Yes, we're having a snow day with less than six inches of snow on the ground, and temps in the 40s predicted for later in the day. When I first moved here I, too, scoffed at the ineptitude of these southerners who couldn't handle snow. I don't scoff anymore; I just welcome the occasional break in routine that winter offers us. Yes, it snows here, and yes, we have snow days every year after relatively light snowfalls, certainly not enough to slow things down in New England or the Midwest. But, because we really don't get much snow, we can't really justify the expense of investing in the plows, personnel, and other equipment that would make it easy to remove the snow and keep going. I think we as a community have chosen, consciously or not, to accept the inconvenience of a few snow days over the expense of investments that would take a long time to pay off. If it's a choice between air-conditioning the schools and paying for snow removal (and I'm not sure it is), I choose air conditioning, which affect many more days out of the year.

So Nick is outside in snowgear, playing with the neighbor kids who are also at home, and Mariah is upstairs strumming her guitar. I stayed home from the office this morning because I don't teach today anyway, and I've been catching up on work from home. I've actually been more productive than I am many Tuesdays, perhaps because things are a little up in the air and my routine's been disrupted. I'll go in later today to keep some appointments and do some prep for tomorrow, but I'll also probably bake something (well, in addition to the muffins I made for breakfast) and try to get a pot of soup going. Tomorrow we'll all be back at work, rested from our unusual mid-week break.

I do recognize that my flexible schedule makes it possible for me to welcome these breaks with pleasure rather than annoyance or--worse--a fear for my job. I don't need the schools to provide child care for me, in other words, while many parents do. I don't know what those parents do on days like today--take a sick day, find a relative to stay with the kids, bring the kids to work? It all comes back to feminism for me, then: feminism needs to create a society in which men and women share these burdens equally, and in which children's and families' needs are central to the design of society.
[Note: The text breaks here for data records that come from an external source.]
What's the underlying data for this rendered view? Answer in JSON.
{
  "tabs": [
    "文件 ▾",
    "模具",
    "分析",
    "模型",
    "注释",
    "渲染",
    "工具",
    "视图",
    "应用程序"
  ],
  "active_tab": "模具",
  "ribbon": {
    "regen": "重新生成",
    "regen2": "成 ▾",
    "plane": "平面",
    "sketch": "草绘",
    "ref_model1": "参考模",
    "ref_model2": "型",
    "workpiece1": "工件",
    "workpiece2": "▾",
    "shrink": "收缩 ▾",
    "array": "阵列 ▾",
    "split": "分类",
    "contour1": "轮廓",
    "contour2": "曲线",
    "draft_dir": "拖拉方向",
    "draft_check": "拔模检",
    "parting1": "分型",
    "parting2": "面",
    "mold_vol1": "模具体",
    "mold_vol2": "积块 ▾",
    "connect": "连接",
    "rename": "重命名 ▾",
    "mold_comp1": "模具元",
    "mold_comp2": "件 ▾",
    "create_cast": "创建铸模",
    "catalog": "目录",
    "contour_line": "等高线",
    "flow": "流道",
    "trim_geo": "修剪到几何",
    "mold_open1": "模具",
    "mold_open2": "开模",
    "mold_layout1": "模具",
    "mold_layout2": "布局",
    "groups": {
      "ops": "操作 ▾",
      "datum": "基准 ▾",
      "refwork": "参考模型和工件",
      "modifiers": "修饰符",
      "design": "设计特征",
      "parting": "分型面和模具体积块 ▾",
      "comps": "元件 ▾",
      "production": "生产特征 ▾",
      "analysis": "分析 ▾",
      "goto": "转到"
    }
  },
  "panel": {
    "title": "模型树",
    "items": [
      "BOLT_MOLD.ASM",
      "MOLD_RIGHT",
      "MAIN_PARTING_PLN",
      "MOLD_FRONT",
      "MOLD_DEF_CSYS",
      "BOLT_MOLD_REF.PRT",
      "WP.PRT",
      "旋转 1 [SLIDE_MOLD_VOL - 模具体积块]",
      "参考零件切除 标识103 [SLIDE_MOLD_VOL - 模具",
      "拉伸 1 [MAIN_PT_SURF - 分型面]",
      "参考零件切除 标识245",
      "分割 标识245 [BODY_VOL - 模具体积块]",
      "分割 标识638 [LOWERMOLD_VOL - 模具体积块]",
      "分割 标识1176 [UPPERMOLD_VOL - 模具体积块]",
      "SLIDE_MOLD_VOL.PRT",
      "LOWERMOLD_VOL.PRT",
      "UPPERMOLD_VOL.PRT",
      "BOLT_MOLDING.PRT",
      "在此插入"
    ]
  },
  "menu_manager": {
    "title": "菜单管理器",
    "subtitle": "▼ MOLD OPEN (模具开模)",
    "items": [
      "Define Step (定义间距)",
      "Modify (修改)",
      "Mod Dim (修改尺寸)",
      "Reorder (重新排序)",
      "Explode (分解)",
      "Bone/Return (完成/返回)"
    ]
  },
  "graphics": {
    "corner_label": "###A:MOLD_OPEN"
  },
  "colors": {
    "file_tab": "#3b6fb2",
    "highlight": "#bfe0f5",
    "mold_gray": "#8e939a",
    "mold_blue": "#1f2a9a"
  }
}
This would mean emergency childcare centers, paid emergency leaves, and, in general, the generous recognition that all lives matter.

These things seem possible when I look outside and see trees glittering in the sun, cars driving by more slowly, and children playing all along the block. Later today when the snow has turned to slush and the kids are tired and crabby, I'll no doubt return to my more cynical self.
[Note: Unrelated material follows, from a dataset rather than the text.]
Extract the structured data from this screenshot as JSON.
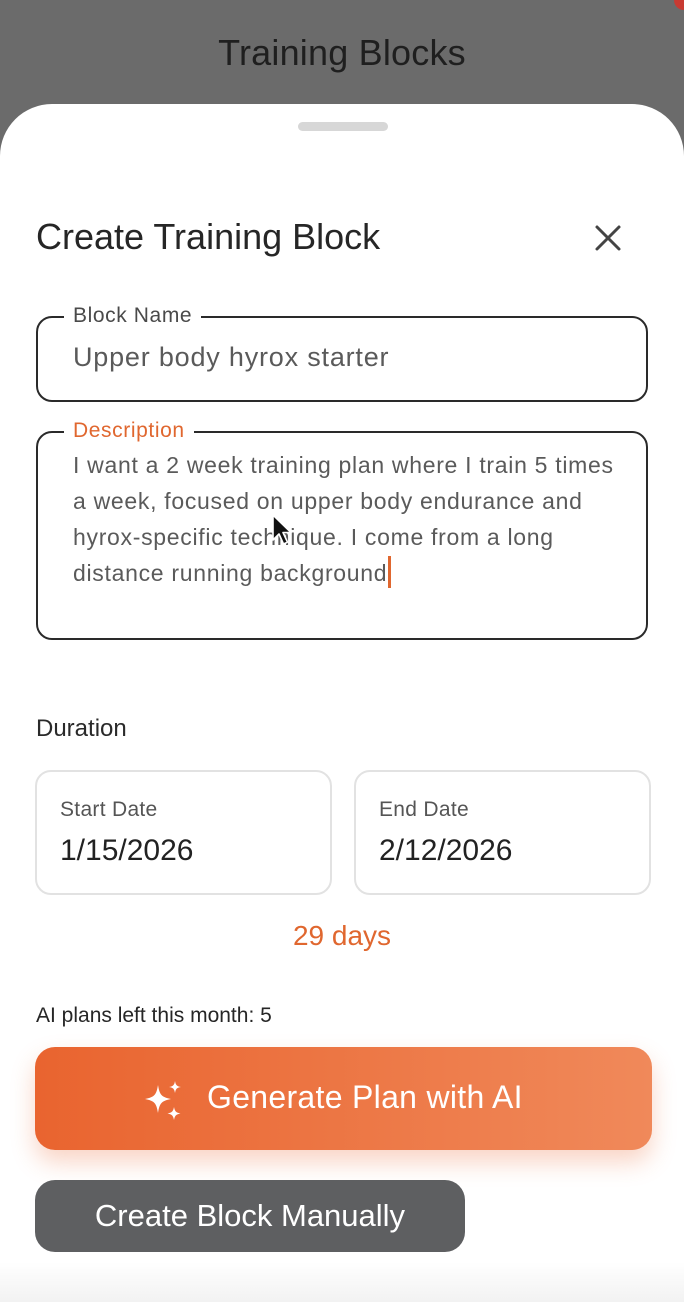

Sandra said...

In Chicago, the schools are never closed. Even if a snowstorm is so bad that transportation is impossible, attendance is optional but the buildings remain open and children can report to the nearest school, even if it's not the one they usually attend. This is because families need the schools for childcare and also for free or reduced-price meals--breakfast and lunch.

Libby said...

What a great policy! Here in the south public schools are not quite so accommodating. We have a history here of not accommodating, after all, and it's hard to get over that. But I'm glad to see that's not a universal problem